The connector road was called for in the 2004 Southern Urban Area B Study, which produced a framework for, among other things, transportation plans in an area near the University of Virginia and the border between Albemarle and Charlottesville. The road would link residential neighborhoods off Old Lynchburg Road in the county's growth area to employment centers at UVa and the Fontaine Research Park.
"What we found was that the traffic generated does not necessitate that this road be built," Albemarle senior planner Andrew Sorrell said.
"It's got some negative impacts to Fontaine," Sorrell added, "but generally [there are] less than 3,000 trips [per day] on Old Lynchburg Road [south of Interstate 64], and the [connector] would be designed to carry 16,000 trips."

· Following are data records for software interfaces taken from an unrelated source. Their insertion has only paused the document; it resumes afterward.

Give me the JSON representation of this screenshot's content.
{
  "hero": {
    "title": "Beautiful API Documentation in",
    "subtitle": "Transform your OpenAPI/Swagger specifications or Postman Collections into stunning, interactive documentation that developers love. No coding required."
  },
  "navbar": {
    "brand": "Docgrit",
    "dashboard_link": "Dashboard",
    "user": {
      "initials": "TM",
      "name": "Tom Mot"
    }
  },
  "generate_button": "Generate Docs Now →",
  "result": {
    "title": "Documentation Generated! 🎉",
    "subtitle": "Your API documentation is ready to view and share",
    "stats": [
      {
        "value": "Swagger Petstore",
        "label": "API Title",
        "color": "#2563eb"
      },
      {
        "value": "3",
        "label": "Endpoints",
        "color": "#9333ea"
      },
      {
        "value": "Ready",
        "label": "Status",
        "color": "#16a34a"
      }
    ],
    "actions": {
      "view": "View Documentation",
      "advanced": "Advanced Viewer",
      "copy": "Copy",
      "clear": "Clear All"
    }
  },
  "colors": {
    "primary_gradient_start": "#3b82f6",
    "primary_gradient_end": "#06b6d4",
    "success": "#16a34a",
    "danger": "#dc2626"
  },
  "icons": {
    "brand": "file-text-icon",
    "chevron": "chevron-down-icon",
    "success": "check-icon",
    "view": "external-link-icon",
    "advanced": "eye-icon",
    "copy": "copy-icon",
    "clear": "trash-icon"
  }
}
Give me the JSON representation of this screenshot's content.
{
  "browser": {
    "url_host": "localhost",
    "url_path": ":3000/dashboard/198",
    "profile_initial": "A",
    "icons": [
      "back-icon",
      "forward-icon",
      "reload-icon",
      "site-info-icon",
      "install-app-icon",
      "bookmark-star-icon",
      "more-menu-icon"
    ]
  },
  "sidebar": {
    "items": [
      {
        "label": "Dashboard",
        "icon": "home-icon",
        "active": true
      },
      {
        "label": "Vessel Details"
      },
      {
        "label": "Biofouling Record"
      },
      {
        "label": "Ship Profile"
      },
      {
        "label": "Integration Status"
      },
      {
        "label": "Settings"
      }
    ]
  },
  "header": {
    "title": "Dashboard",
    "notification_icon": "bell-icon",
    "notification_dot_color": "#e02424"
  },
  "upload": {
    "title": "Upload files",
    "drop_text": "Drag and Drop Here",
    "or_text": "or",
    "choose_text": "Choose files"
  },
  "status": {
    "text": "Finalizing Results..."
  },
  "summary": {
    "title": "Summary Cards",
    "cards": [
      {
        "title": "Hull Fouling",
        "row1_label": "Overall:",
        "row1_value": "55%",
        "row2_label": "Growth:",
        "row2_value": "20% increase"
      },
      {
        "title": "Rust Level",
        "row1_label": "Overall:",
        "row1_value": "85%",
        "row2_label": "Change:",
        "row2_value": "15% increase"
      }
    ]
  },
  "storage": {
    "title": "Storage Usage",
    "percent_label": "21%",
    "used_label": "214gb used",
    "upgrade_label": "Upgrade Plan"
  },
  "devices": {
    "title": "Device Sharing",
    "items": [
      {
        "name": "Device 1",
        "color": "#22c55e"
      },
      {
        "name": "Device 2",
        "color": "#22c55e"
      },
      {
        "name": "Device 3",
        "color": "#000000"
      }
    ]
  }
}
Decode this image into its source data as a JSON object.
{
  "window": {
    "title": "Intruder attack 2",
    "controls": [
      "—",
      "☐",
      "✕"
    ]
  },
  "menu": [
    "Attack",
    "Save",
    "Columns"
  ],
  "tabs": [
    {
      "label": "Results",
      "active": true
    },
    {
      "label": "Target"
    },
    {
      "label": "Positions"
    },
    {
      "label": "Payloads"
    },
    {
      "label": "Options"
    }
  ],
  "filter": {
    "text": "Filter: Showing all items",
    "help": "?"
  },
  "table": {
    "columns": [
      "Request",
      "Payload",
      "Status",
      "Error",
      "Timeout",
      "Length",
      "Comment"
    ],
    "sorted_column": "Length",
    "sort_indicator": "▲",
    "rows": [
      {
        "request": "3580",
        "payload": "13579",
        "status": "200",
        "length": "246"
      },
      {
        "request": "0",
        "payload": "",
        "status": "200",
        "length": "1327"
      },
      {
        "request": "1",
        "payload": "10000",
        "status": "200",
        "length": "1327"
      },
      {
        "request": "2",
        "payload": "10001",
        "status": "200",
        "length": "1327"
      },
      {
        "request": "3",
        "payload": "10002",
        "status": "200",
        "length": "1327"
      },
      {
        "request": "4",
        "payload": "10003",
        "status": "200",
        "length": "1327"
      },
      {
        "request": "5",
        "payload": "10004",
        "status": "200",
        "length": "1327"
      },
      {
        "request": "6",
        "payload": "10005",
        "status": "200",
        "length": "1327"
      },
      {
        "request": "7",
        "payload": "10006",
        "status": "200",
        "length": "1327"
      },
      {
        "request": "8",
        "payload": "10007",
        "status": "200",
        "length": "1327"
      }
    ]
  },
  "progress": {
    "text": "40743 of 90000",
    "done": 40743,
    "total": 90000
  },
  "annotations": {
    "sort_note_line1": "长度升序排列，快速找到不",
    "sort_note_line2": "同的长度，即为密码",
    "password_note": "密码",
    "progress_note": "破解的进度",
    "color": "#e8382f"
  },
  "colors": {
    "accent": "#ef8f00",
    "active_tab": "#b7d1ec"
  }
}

In 2009 and 2010, county staff and the Thomas Jefferson Planning District Commission modeled traffic projections through 2040 incorporating planned developments and existing land uses.
With respect to how the connector would alleviate traffic, Williams said there would be little change in the level of service.
"Without the Sunset-Fontaine Connector, Old Lynchburg Road near its intersection with Sunset Avenue, is just below 100% of capacity, which is level of service D," Williams said.
"The addition of the connector only decreases the traffic on the road by a matter of 2,700 - 3,000 vehicles per day, which drops it down to 85% - 87% of capacity, which means that you're probably at a low C or a high D," Williams added.
Additionally, Williams said that the connector would "significantly worsen the level of service" near the research park.
County staff did, however, recommend obtaining the right of way for the road and using it as a bicycle and pedestrian route until traffic levels necessitate a vehicular thoroughfare.
Charlottesville City Councilor Kathleen M. Galvin, who worked on the Area B study before joining council, argued that the vehicular connector was needed.
She also commented on the proposal's practicality.
"When have any of you seen a vehicular road go in after a residential development has been made," Galvin said. "It's going to be nearly impossible after there's any development on the Granger site."
Stribling Holdings LLC has a plan to build 79 single-family homes on the Granger property near the intersection of Sunset Avenue and the proposed Sunset-Fontaine Connector.
Albemarle's director of planning Wayne Cilimberg noted that one major hurdle the connector faces is the cost of crossing the CSX railroad near Fontaine Research Park, combined with the lack of funding from the Virginia Department of Transportation for the project.
"This road was never meant to be funded by VDOT, but rather by a private developer by way of a proffer agreement during a re-zoning," Galvin said. "This is the time you have for leverage."
But county principal planner Elaine Echols pointed out that the county cannot expect the developer to proffer the railroad crossing, the most expensive section of the road, because that property owner will be developing by-right.
Leverage for developer proffers comes with a rezoning request. The last opportunity for that was when Albemarle County approved an expansion of the research park in late 2010 with only a requirement that UVa set aside land for a portion of the road, not a contribution to a future railroad crossing.
Now Echols says it is more likely that the road will take a piecemeal approach, with the bridge crossing coming at a later date.
"The reality is that there is a good chance that we're going to get that road in place through [another] by-right development," Echols said. "What we've seen on those preliminary plats, and it's a risk we take, but what we've seen shows the appropriate road connections and locations."
"I think we may be building interconnections, just not getting the [the railroad crossing] in the near future," Echols added.
Commissioner Don Franco argued for beginning construction and addressed the need to start figuring out how many lanes the road would have.
"I like the idea of building the roads that can be built now. My point is that we need to understand what type of road this is going in so we can give that guidance idea to the developer," Franco said.
Commissioner Rick Randolph criticized the vehicular model.
"Our existing model is bankrupt," Randolph said. "A model that brings more cars for more highways that would bring more cars isn't going to work. Light rail is something that might work for this road."